Today, John Carpenter’s masterpiece is a household name for horror fans, but back in 1978 it was a modest indie film trying to tell the story of a murderer on the loose. The film stars Jamie Lee Curtis, daughter of Janet Leigh from Psycho. Curtis spend the first half of the movie mostly looking over her shoulder in the quiet town of Haddonfield as she slowly but surely suspects she’s being followed by someone. This is the creepiest part of the film when the masked killer is just watching from afar.

That masked killer is the now famous Michael Myers (no, not the Shrek actor). He doesn’t speak, he doesn’t run, and you really don’t even see his face, yet he’s one of the most iconic villains in horror history. Why? Because he is a human being who feels no pain, no remorse, #noregrets. But the big reason is that score. Director John Carpenter wrote the music for the movie and it is one of the scariest themes ever made.

What Halloween gets so right is the spirit of the titular holiday. There are pumpkins everywhere, trick-or-treaters, horror movies on the tv, and pranks. It makes you believe that anything really can happen on Halloween night. Naturally it’s the perfect film to watch on October 31, so put it on, make some popcorn, and don’t look behind you.

Halloween has a dizzying number of sequels and almost all of them terrible but check out Halloween II which basically acts like and extension of the original, and Halloween III: Season of the Witch if you want something completely different.

__

For more information or news tips, or if you see an error in this story or have any compliments or concerns, contact [email protected].

Leave a Comment

If you want a picture to show with your comment, go get a gravatar.




Navigate Left
  • Halloween (1978) | History of Horror

    Entertainment

    “The Lego Movie 2” rebuilds with heart and growing pains

  • Halloween (1978) | History of Horror

    Album Reviews

    Spielbergs channel 2000’s emo on “This Is Not The End”

  • Halloween (1978) | History of Horror

    Entertainment

    “Saturday Night Live” veterans to visit UNF

  • Halloween (1978) | History of Horror

    Entertainment

    Batman: No More

  • Halloween (1978) | History of Horror

    Album Reviews

    10,000 Listens or Less: Shmu – “Lead Me to the Glow”

  • Halloween (1978) | History of Horror

    Entertainment

    PHOTO GALLERY: 15 Views of Jacksonville, 12 views of a night of literary discussion

  • Halloween (1978) | History of Horror

    Album Reviews

    Bring Me The Horizon’s “Amo” is a successful experiment

  • Halloween (1978) | History of Horror

    Entertainment

    A moment in the woods: UNF Musical Theatre Club’s “Into the Woods” review

  • Halloween (1978) | History of Horror

    Entertainment

    Musical Theatre Club takes you Into The Woods

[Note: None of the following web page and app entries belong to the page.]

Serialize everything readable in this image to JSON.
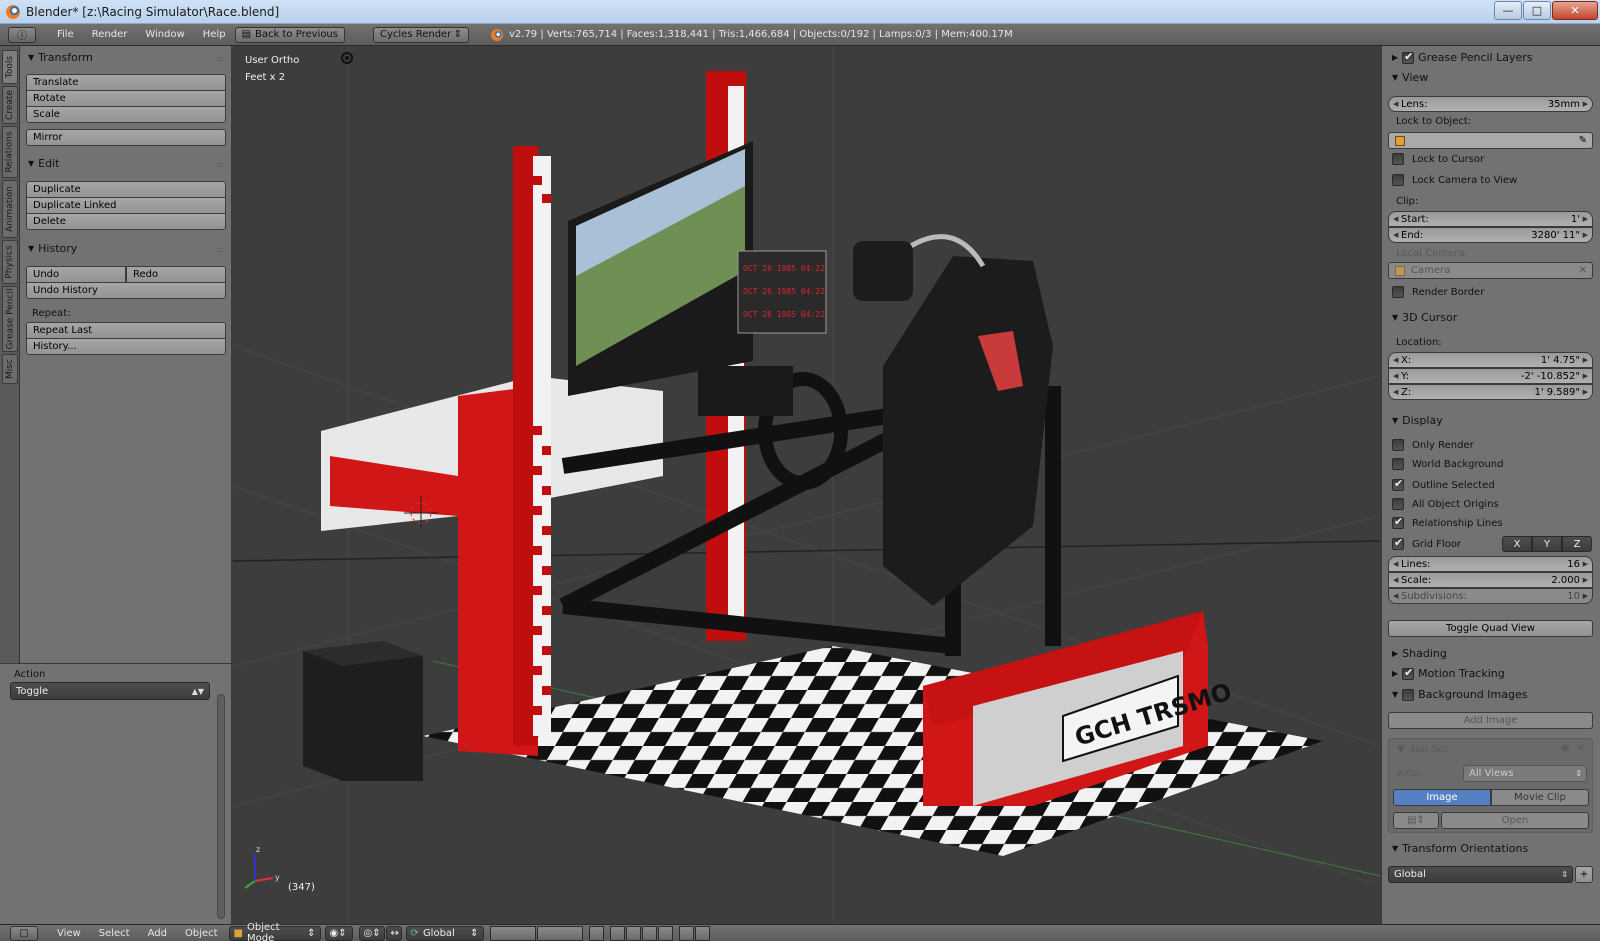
{
  "window": {
    "title": "Blender* [z:\\Racing Simulator\\Race.blend]"
  },
  "infobar": {
    "menus": [
      "File",
      "Render",
      "Window",
      "Help"
    ],
    "back_button": "Back to Previous",
    "render_engine": "Cycles Render",
    "stats": "v2.79 | Verts:765,714 | Faces:1,318,441 | Tris:1,466,684 | Objects:0/192 | Lamps:0/3 | Mem:400.17M"
  },
  "tabs": [
    "Tools",
    "Create",
    "Relations",
    "Animation",
    "Physics",
    "Grease Pencil",
    "Misc"
  ],
  "toolshelf": {
    "transform": {
      "title": "Transform",
      "buttons": [
        "Translate",
        "Rotate",
        "Scale",
        "Mirror"
      ]
    },
    "edit": {
      "title": "Edit",
      "buttons": [
        "Duplicate",
        "Duplicate Linked",
        "Delete"
      ]
    },
    "history": {
      "title": "History",
      "undo": "Undo",
      "redo": "Redo",
      "undo_history": "Undo History",
      "repeat_label": "Repeat:",
      "repeat_last": "Repeat Last",
      "history_btn": "History..."
    }
  },
  "operator": {
    "label": "Action",
    "value": "Toggle"
  },
  "viewport": {
    "view_name": "User Ortho",
    "units": "Feet x 2",
    "frame": "(347)",
    "plate": "GCH TRSMO"
  },
  "npanel": {
    "grease_pencil": "Grease Pencil Layers",
    "view": {
      "title": "View",
      "lens_label": "Lens:",
      "lens_value": "35mm",
      "lock_object_label": "Lock to Object:",
      "lock_cursor": "Lock to Cursor",
      "lock_camera": "Lock Camera to View",
      "clip_label": "Clip:",
      "start_label": "Start:",
      "start_value": "1'",
      "end_label": "End:",
      "end_value": "3280' 11\"",
      "local_camera_label": "Local Camera:",
      "camera_value": "Camera",
      "render_border": "Render Border"
    },
    "cursor": {
      "title": "3D Cursor",
      "location_label": "Location:",
      "x_label": "X:",
      "x_value": "1' 4.75\"",
      "y_label": "Y:",
      "y_value": "-2' -10.852\"",
      "z_label": "Z:",
      "z_value": "1' 9.589\""
    },
    "display": {
      "title": "Display",
      "only_render": "Only Render",
      "world_background": "World Background",
      "outline_selected": "Outline Selected",
      "all_object_origins": "All Object Origins",
      "relationship_lines": "Relationship Lines",
      "grid_floor": "Grid Floor",
      "axes": [
        "X",
        "Y",
        "Z"
      ],
      "lines_label": "Lines:",
      "lines_value": "16",
      "scale_label": "Scale:",
      "scale_value": "2.000",
      "subdiv_label": "Subdivisions:",
      "subdiv_value": "10",
      "toggle_quad": "Toggle Quad View"
    },
    "shading": "Shading",
    "motion_tracking": "Motion Tracking",
    "background_images": {
      "title": "Background Images",
      "add_image": "Add Image",
      "not_set": "Not Set",
      "axis_label": "Axis:",
      "axis_value": "All Views",
      "image_tab": "Image",
      "movie_tab": "Movie Clip",
      "open": "Open"
    },
    "transform_orientations": {
      "title": "Transform Orientations",
      "value": "Global"
    }
  },
  "bottombar": {
    "menus": [
      "View",
      "Select",
      "Add",
      "Object"
    ],
    "mode": "Object Mode",
    "orientation": "Global"
  }
}
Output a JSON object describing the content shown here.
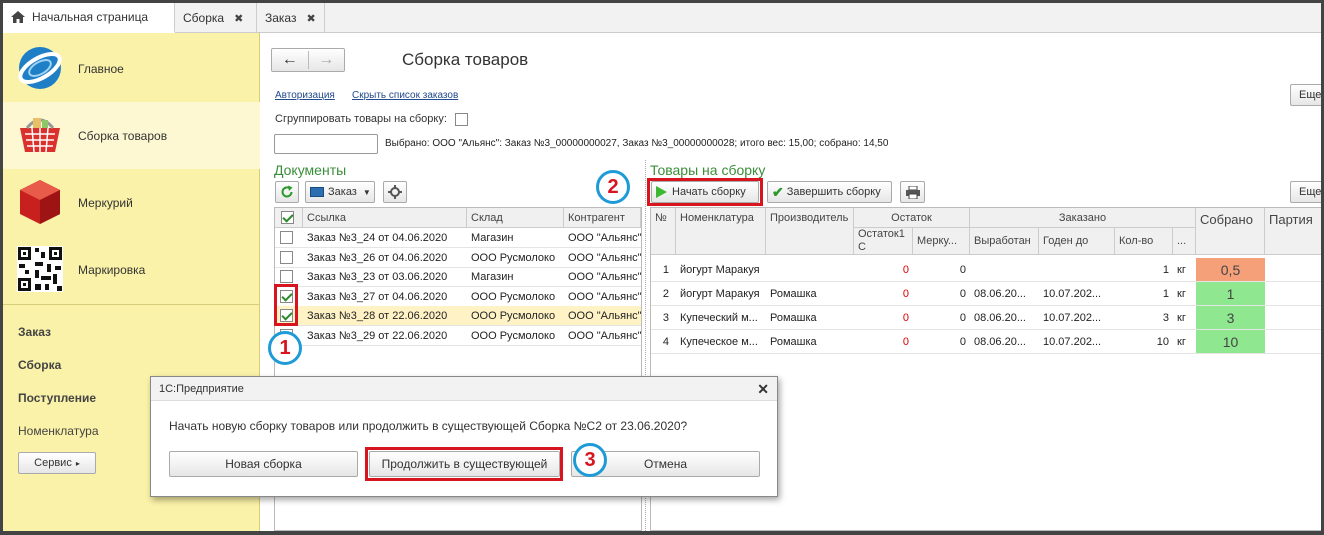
{
  "tabs": [
    {
      "label": "Начальная страница"
    },
    {
      "label": "Сборка"
    },
    {
      "label": "Заказ"
    }
  ],
  "sidebar": {
    "sections": [
      {
        "label": "Главное"
      },
      {
        "label": "Сборка товаров"
      },
      {
        "label": "Меркурий"
      },
      {
        "label": "Маркировка"
      }
    ],
    "links": [
      "Заказ",
      "Сборка",
      "Поступление",
      "Номенклатура"
    ],
    "service_button": "Сервис"
  },
  "page": {
    "title": "Сборка товаров",
    "auth_link": "Авторизация",
    "hide_orders_link": "Скрыть список  заказов",
    "group_label": "Сгруппировать товары на сборку:",
    "selected_text": "Выбрано:  ООО \"Альянс\": Заказ №3_00000000027, Заказ №3_00000000028; итого вес: 15,00; собрано: 14,50",
    "more_label": "Еще"
  },
  "documents": {
    "header": "Документы",
    "order_button": "Заказ",
    "columns": [
      "Ссылка",
      "Склад",
      "Контрагент"
    ],
    "rows": [
      {
        "checked": false,
        "link": "Заказ №3_24 от 04.06.2020",
        "warehouse": "Магазин",
        "counterparty": "ООО \"Альянс\"",
        "selected": false
      },
      {
        "checked": false,
        "link": "Заказ №3_26 от 04.06.2020",
        "warehouse": "ООО Русмолоко",
        "counterparty": "ООО \"Альянс\"",
        "selected": false
      },
      {
        "checked": false,
        "link": "Заказ №3_23 от 03.06.2020",
        "warehouse": "Магазин",
        "counterparty": "ООО \"Альянс\"",
        "selected": false
      },
      {
        "checked": true,
        "link": "Заказ №3_27 от 04.06.2020",
        "warehouse": "ООО Русмолоко",
        "counterparty": "ООО \"Альянс\"",
        "selected": false
      },
      {
        "checked": true,
        "link": "Заказ №3_28 от 22.06.2020",
        "warehouse": "ООО Русмолоко",
        "counterparty": "ООО \"Альянс\"",
        "selected": true
      },
      {
        "checked": false,
        "link": "Заказ №3_29 от 22.06.2020",
        "warehouse": "ООО Русмолоко",
        "counterparty": "ООО \"Альянс\"",
        "selected": false
      }
    ]
  },
  "goods": {
    "header": "Товары на сборку",
    "start_button": "Начать  сборку",
    "finish_button": "Завершить  сборку",
    "columns": {
      "num": "№",
      "nomenclature": "Номенклатура",
      "producer": "Производитель",
      "stock": "Остаток",
      "stock1c_a": "Остаток1",
      "stock1c_b": "С",
      "mercury": "Мерку...",
      "ordered": "Заказано",
      "produced": "Выработан",
      "valid_until": "Годен до",
      "qty": "Кол-во",
      "ellipsis": "...",
      "collected": "Собрано",
      "batch": "Партия"
    },
    "rows": [
      {
        "n": "1",
        "name": "йогурт Маракуя",
        "producer": "",
        "stock1c": "0",
        "mercury": "0",
        "produced": "",
        "valid": "",
        "qty": "1",
        "unit": "кг",
        "collected": "0,5",
        "color": "#f6a07a"
      },
      {
        "n": "2",
        "name": "йогурт Маракуя",
        "producer": "Ромашка",
        "stock1c": "0",
        "mercury": "0",
        "produced": "08.06.20...",
        "valid": "10.07.202...",
        "qty": "1",
        "unit": "кг",
        "collected": "1",
        "color": "#8fe88f"
      },
      {
        "n": "3",
        "name": "Купеческий м...",
        "producer": "Ромашка",
        "stock1c": "0",
        "mercury": "0",
        "produced": "08.06.20...",
        "valid": "10.07.202...",
        "qty": "3",
        "unit": "кг",
        "collected": "3",
        "color": "#8fe88f"
      },
      {
        "n": "4",
        "name": "Купеческое м...",
        "producer": "Ромашка",
        "stock1c": "0",
        "mercury": "0",
        "produced": "08.06.20...",
        "valid": "10.07.202...",
        "qty": "10",
        "unit": "кг",
        "collected": "10",
        "color": "#8fe88f"
      }
    ]
  },
  "dialog": {
    "title": "1С:Предприятие",
    "message": "Начать новую сборку товаров или продолжить в существующей Сборка №С2 от 23.06.2020?",
    "new_button": "Новая сборка",
    "continue_button": "Продолжить в существующей",
    "cancel_button": "Отмена"
  },
  "annotations": [
    "1",
    "2",
    "3"
  ],
  "colors": {
    "accent_red": "#d8141e",
    "circle_blue": "#1e9bd7",
    "sidebar": "#faf2a8",
    "header_green": "#3a8e3a"
  }
}
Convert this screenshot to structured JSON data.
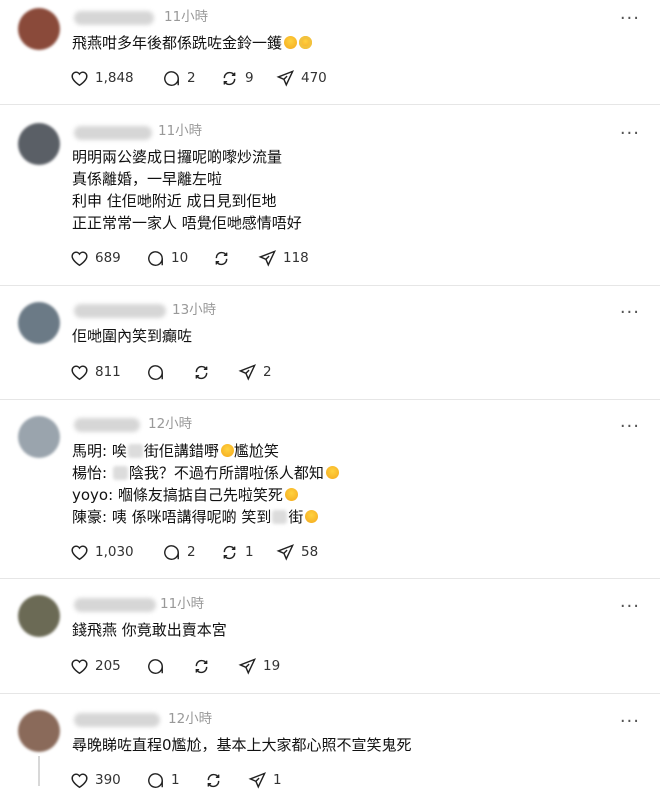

  • Halloween (1978) | History of Horror

    Entertainment

    “Glass”: Unbreakable premise, Split ending

Navigate Right
The Student News Site of University of North Florida
Halloween (1978) | History of Horror